The business, industry and technology career fair took place on Feb. 12. Students attended and spoke to different employers in search for full and part-time positions.

Arabella Hau

Students in design made networking connections while exploring potential job and internship opportunities at the spring Design Career Fair on Thursday.

The career fair went from noon to 5 p.m in the Scheman Building, hosting around 115 businesses and organizations.

At the career fair, students had the opportunity to find jobs and internships for the summer or the upcoming school year. Many students attended the fair without the intention of obtaining positions as well, but to simply connect with employers and possibly acquire career advice.

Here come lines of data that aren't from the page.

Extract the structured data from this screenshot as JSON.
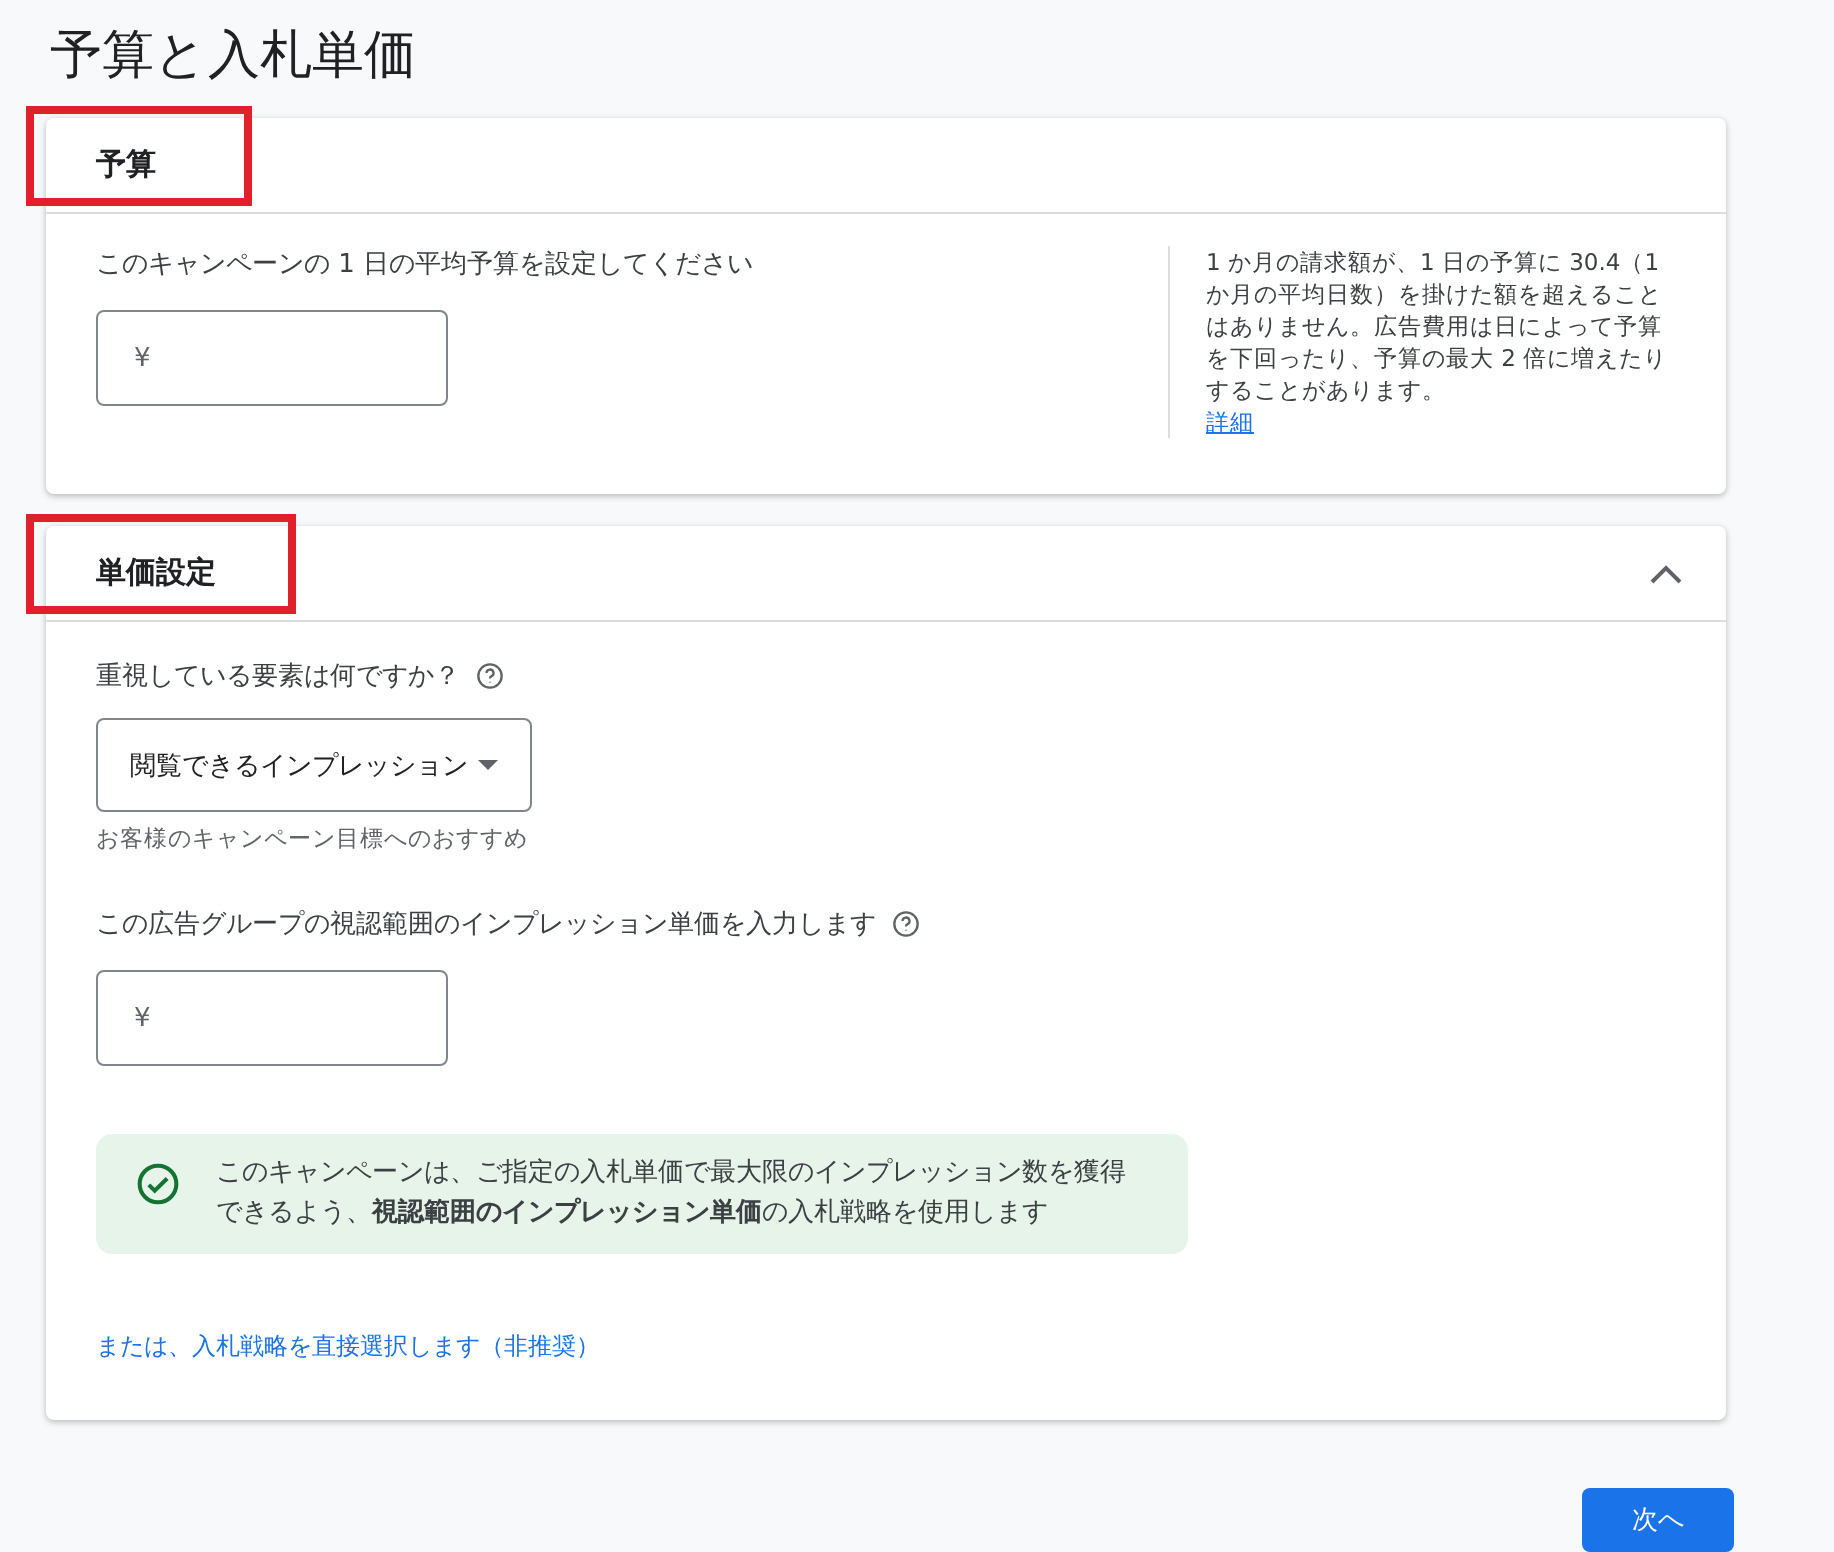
{
  "page_title": "予算と入札単価",
  "budget": {
    "title": "予算",
    "highlighted": true,
    "label": "このキャンペーンの 1 日の平均予算を設定してください",
    "currency": "¥",
    "note": "1 か月の請求額が、1 日の予算に 30.4（1 か月の平均日数）を掛けた額を超えることはありません。広告費用は日によって予算を下回ったり、予算の最大 2 倍に増えたりすることがあります。",
    "note_link": "詳細"
  },
  "bidding": {
    "title": "単価設定",
    "highlighted": true,
    "expanded": true,
    "focus_label": "重視している要素は何ですか？",
    "focus_value": "閲覧できるインプレッション",
    "focus_hint": "お客様のキャンペーン目標へのおすすめ",
    "cpm_label": "この広告グループの視認範囲のインプレッション単価を入力します",
    "currency": "¥",
    "info": "このキャンペーンは、ご指定の入札単価で最大限のインプレッション数を獲得できるよう、**視認範囲のインプレッション単価**の入札戦略を使用します",
    "strategy_link": "または、入札戦略を直接選択します（非推奨）"
  },
  "next_button": "次へ"
}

Students find there is a lot that goes into preparing for the career fair, including both the preparation of resumes and previewing CyHire prior to attending the fair to get an idea of who they may want to spend their time speaking to. As design students, bringing along portfolios of work is also commonly recommended.

“I got my portfolio together,” said Timothy Van Rheenen, senior in interdisciplinary design. “I decided what I thought best represented who I am as a designer and put it all together, I got my resume ready and then did research on what companies were coming here so I kinda had some background on the companies I was going to talk to so I could make conversation and ask them questions.”

Peiming Chen, graduate student in landscape architecture, is planning on graduating this semester and emphasized the importance of being prepared ahead of time as well. At the fair, Chen said he was hoping to take a step closer to landing a full-time job for the summer.

“I did research on CyHire, I know about the firms and am going to visit the ones that I am interested in to get to know their opening positions and the general info of the company, and I will make a list,” Chen said. “I have prepared several hard copies of my resume, a hard copy portfolio and I also have my tablet with me to show my website.”

Chen said his portfolio consists of four or five projects that demonstrate skills in different design categories, and his website goes into further depth about the details of his work to prevent employers from flipping through pages while viewing his portfolio.

Once at the fair, the students were also provided with a map including a list of employers to help them locate the businesses and their stands. This was popular among the students, as almost all of them could be seen with maps in hand.

Van Rheenen mentioned this was useful to his experience as well.

“There’s definitely a few on the list that I didn’t realize beforehand that I’ll talk to to see what they’re all about,” Van Rheenen said.

The importance of CyHire among both students and employees was made evident at the fair as well. One group of students shuffled to research employers on the provided list while at the fair, as they hadn’t utilized CyHire prior to their arrival.

On the other side of the table, one employer in his first year of involvement at the Design Career Fair brought up the disadvantage he felt he had compared to the other companies because of their lack of presence on CyHire.

“You see a lot of students walking around with an app, going to specific places that they’re interested in,” said Mike Neswick of MRL Architects. “I thought there’d be a lot more walk-by traffic and that they’d just want to talk to any of the [architects].”